June 7, 2013
Tropical Storm Andrea was windy but
uneventful on the Outer Banks
By IRENE NOLAN
Tropical Storm Andrea was about as advertised on Hatteras and Ocracoke.
gusting to tropical storm strength meant it was not a good beach day at
the seashore, but, by all accounts, visitors seemed content to shop and
do some sightseeing as the ocean, especially on the south-facing
beaches, was whipped into a foaming frenzy.
Rainfall was heavy
overnight, but islanders and visitors woke up this morning to
intermittent sunshine with some clouds mixed in and just a few heavy
downpours this afternoon.
At 5 p.m., Andrea was east/northeast
of Raleigh with winds still at 45 mph, but had been downgraded to a
post-tropical system by the National Hurricane Center.
Cullen, meteorologist with the National Weather Service in Newport,
N.C., said the Outer Banks will continue to see tropical storm force
winds for a few more hours but that the rain is about ended.
wind has been southerly all night and into today – southeast and south
– and Cullen says there will be a shift to the southwest and winds will
continue to increase until about 8 p.m. This may bring some minor
soundside flooding of 1 to 2 feet on northern Hatteras Island and the
Oregon Inlet/Roanoke Island area.
The winds blew at a sustained
30-plus mph today on Hatteras and Ocracoke with the peak gust this
afternoon of 53 mph at Billy Mitchell Airport.
Rainfall in the area was less than had been forecast and came in at about 1 to 1 ½ inches.
weekend’s Ocrafolk Festival will go on as planned, the organizers said
this afternoon. This evening’s events have been moved indoors to
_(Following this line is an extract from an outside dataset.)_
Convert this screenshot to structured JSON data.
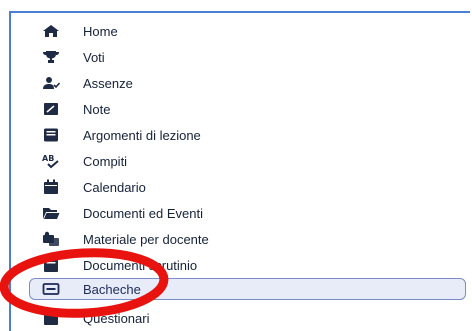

the Ocracoke School, but the festival will proceed as planned tomorrow
with artists, crafters, and music all day and into the evening.
will move quickly northeast overnight, but a cold front to our west
will keep the weather warm and humid with a chance of showers into
early next week.